Riding Donkey is still common use of transportation.
Riding Donkey is still a common use of transportation.
Wakhan Valley
Watch out for the cars which cars?
Wakhan Valley
The Panj River that runs makes up the border between Tajikistan and Afghanistan.

One thing that was getting too tempting for me while travelling in this area was to cross into Afghanistan illegally, I had been biking less than 100m from Afghanistan for a few weeks, and I couldn’t let the opportunity of crossing into Afghanistan illegally go away.

Crossing the river into Afghanistan ilegaly.
Crossing the river into Afghanistan illegally.
crossing border
Happily arrived illegally in Afghanistan.

My trip from Langar to Murgabh and towards Kyrgyzstan along the Pamir Highway adventure will continue in another post.

Additional information about the Wakhan Valley.


There is NO ATM in Wakhan Valley, so be sure to bring enough cash. But you can pay for everything with USD.

Permit and Registration Wakhan valley.

You will need to have a GBAO permit to travel through the Wakhan Valley and later on the Pamir highway.

You must register with three different government agencies in Ishkashim (Tourist police, Ishkashim province police, and the military.) You will need four passport-sized photos for these registrations (women should have headscarf photo). You can get photos taken in Ishkashim.

You must also register with Wakhan province police in each village where you stay.

There was also some random checkpoints where they checked the permit.

Accommodation in Wakhan Valley.

Even the smallest village seemed to have a homestay; the price is 15 USD – 25 USD, it often includes breakfast, dinner, and unlimited tea.
But don’t expect the comfiest beds in the world.

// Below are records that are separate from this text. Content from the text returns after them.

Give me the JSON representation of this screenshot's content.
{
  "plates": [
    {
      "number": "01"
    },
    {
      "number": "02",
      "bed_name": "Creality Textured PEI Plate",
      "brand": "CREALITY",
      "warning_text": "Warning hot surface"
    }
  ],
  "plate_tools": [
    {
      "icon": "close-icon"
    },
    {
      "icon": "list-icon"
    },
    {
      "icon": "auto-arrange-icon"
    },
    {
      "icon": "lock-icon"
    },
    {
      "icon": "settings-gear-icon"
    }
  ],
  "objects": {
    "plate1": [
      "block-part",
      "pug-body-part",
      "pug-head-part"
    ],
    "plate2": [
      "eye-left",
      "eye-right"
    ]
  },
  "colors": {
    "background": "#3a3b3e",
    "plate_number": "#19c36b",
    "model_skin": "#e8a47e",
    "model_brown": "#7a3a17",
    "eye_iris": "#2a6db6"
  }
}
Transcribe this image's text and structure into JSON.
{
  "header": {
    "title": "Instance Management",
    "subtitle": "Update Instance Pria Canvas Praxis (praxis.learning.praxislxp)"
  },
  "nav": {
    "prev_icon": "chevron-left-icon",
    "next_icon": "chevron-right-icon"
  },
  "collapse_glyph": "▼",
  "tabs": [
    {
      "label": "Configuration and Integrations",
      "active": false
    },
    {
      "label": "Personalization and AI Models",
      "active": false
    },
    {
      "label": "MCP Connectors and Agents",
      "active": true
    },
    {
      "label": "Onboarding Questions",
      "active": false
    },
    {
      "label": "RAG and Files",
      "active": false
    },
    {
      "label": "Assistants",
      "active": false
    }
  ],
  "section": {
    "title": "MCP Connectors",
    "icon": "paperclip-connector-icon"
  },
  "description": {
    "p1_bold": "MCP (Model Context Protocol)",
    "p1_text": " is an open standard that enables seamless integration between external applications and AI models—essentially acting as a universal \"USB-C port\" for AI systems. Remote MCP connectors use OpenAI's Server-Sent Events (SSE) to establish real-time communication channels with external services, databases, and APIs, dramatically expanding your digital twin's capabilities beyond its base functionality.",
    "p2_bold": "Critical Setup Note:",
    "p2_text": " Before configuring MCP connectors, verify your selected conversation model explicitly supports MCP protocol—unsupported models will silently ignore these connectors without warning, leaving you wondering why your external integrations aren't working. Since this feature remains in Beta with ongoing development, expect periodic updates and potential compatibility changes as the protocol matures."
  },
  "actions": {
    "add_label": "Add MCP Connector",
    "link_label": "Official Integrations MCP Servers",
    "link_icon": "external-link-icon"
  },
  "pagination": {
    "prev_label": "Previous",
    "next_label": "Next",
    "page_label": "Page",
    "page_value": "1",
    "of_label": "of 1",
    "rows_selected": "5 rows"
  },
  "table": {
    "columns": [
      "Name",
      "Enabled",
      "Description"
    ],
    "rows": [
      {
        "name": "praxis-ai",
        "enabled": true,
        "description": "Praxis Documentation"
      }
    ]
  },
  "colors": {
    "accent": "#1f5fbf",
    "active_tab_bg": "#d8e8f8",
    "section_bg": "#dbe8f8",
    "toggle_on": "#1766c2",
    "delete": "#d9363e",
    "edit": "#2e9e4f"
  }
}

Don´t expect sown beds during homestays
Don´t expect soft beds during homestays.
Travel guide to wakhan valley in Tajikistan
Travel guide to wakhan valley in Tajikistan

Matt Swanson

Sunday 27th of March 2022

I am researching cycling from India to Tajikistan. Can one cross the Wakhan from Pakistan, thus enter Tajikistan by bicycle?


Thursday 22nd of April 2021

wakhan valley is one of the beautiful valley.


Wednesday 15th of June 2016

Absolutely stunning scenery! I especially like the part where you "illegally" crossed the river into Afghanistan. Cheeky! As for the road conditions in the Wakhan Valley, I noticed it is nothing but gravel the entire way. How did this impact your ride during your 12 days here (i.e. how far could you get on average per day by bike)? Sounds like it wasn't that far if you had to hire a taxi towards the end of your trip.

Christian L.

Thursday 16th of June 2016

Hi Ray.

About 95% of the Wakhan Valley is gravel with the 5 other percentage being very find sand. While the gravel was find to bike across was the sand a nightmare. I only biked a few hours a day, I stopped "everywhere" to enjoy the scenery an talk to the locals. The other travelers I came across in the valley went trough the valley in just 3/4 days and I could easily have done the same. The couple i shared the taxi with in the end admitted that they had regrets with rushing trough the valley